Cooking sous vide is amazing. It feels like a scientific experiment. Cooking in plastic bags feels like something you might do on a spaceship.
This used to be a technique used mainly in restaurants, but you can get quite cheap domestic machines now that sous vide cooking is increasing in popularity. I’ve spent the last couple of months experimenting to get my own understanding of what works and what doesn’t work.
Cooking sous vide under pressure and in the small vacuum bag really seems to make the flavour that you put on food (even without liquid, like fresh herbs) go right through the meat evenly and thoroughly. It means you don’t need a lot of sauce or marinade to make a big impact. Plus, because the bag is sealed, moisture doesn’t seep out and the meat stays moist.

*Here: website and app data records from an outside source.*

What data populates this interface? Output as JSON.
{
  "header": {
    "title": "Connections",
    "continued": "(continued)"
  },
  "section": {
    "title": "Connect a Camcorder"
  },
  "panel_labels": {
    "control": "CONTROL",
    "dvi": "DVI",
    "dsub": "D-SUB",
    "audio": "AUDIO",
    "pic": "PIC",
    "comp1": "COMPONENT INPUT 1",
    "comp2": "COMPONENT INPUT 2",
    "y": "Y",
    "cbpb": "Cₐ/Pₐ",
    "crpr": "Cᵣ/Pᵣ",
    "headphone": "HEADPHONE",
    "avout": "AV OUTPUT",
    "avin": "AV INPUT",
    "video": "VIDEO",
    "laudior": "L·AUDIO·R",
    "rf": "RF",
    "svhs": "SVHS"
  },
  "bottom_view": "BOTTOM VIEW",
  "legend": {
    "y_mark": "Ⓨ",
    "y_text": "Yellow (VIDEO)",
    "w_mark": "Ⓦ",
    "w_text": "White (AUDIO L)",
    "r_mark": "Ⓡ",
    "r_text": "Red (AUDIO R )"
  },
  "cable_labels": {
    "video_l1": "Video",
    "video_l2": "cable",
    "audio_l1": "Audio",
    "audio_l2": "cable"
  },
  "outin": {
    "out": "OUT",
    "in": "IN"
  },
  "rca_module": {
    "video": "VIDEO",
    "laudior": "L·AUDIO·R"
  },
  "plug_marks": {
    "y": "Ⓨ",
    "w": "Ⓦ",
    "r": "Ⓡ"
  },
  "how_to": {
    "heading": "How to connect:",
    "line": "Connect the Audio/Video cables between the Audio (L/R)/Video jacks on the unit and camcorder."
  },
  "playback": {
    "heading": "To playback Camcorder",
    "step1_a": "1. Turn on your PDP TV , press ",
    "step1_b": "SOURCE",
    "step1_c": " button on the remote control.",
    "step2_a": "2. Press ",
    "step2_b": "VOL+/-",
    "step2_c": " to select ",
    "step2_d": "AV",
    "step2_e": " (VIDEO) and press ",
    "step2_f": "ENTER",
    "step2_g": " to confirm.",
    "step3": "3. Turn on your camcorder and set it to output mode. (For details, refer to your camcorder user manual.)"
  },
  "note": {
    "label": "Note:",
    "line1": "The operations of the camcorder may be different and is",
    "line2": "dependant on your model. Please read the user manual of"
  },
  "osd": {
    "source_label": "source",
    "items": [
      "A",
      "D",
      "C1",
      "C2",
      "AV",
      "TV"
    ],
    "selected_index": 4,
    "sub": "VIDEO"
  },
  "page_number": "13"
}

Cooking at a steady low temperature means you can get your meat to the perfect temperature – if you like it medium rare, it will be medium rare, no matter how long you cook it (within reason).
I’ve also found that although it sounds complex and time consuming, it’s very low maintenance. I never really got into the whole slow cooker craze, but for this pork fillet I put it in the sous vide machine in the morning before work and forgot about it for ten hours. It was absolutely perfect and ready to pull out and sear when I was ready to eat dinner that night.
The recipe I put together for a sous vide pork fillet is below, but the basic idea of adding some herbs and a solid fat (like butter or coconut oil) and searing after the sous vide cooking is done to finish off the outside has worked well for me with all kinds of meats. Cheaper cuts of meat will need longer cooking time.
The kale and apple slaw is a great accompaniment which is really nice with pork. If you haven’t been converted to the sous vide yet, the salad is great just with grilled pork chops.
For the sous vide pork fillet
A pork fillet
A sprig of rosemary
A bay leaf
A pinch of salt and pepper
A teaspoon of butter
Bash the salt, pepper, rosemary and thinly sliced bay leaf in a mortar and pestle until the salt goes green. Rub on the pork fillet. Place the pork fillet in your vacuum bag with the butter, rosemary and bay leaf and seal. Cook in the sous vide machine according to the machine instructions. I did mine to 57 degrees Celsius for about ten hours for medium rare.
After it’s finished cooking, pull the bag out of the water bath and the pork fillet out of the bag. It will look a bit grey and unappetising. Don’t worry. Heat up a grill pan or barbecue and sear the outside to give it that final finish and then let rest for a few minutes before serving.
For the kale and apple slaw
Half a of bunch kale (I’ve used the curly kale, baby kale, cavalo nero, red russian… all are good in this)
A quarter of a red cabbage (optional)
A handful of walnuts
One and a half tablespoons good mayonnaise
A tablespoon olive oil
A splash balsamic vinegar
A teaspoon dijon mustard
Salt and pepper
Slice the kale and cabbage (if using) into very thin strips. The thinner the better, especially if the kale is a more bitter variety. I’ve found the larger leaves and the leaves from the supermarket are often tougher and more bitter than those that are homegrown or from the local grocer. Slice the apple into thin strips. Roughly chop the walnuts.
Mix the dressing together, adjusting quantities for taste and consistency. Mix the dressing into the salad. Leaving it for about 15 minutes while you sear the pork will let the dressing soften up the kale a bit, but the apple and walnuts will still give it a nice crunch.
We served the pork with the kale and apple slaw and some bright purple congo potatoes.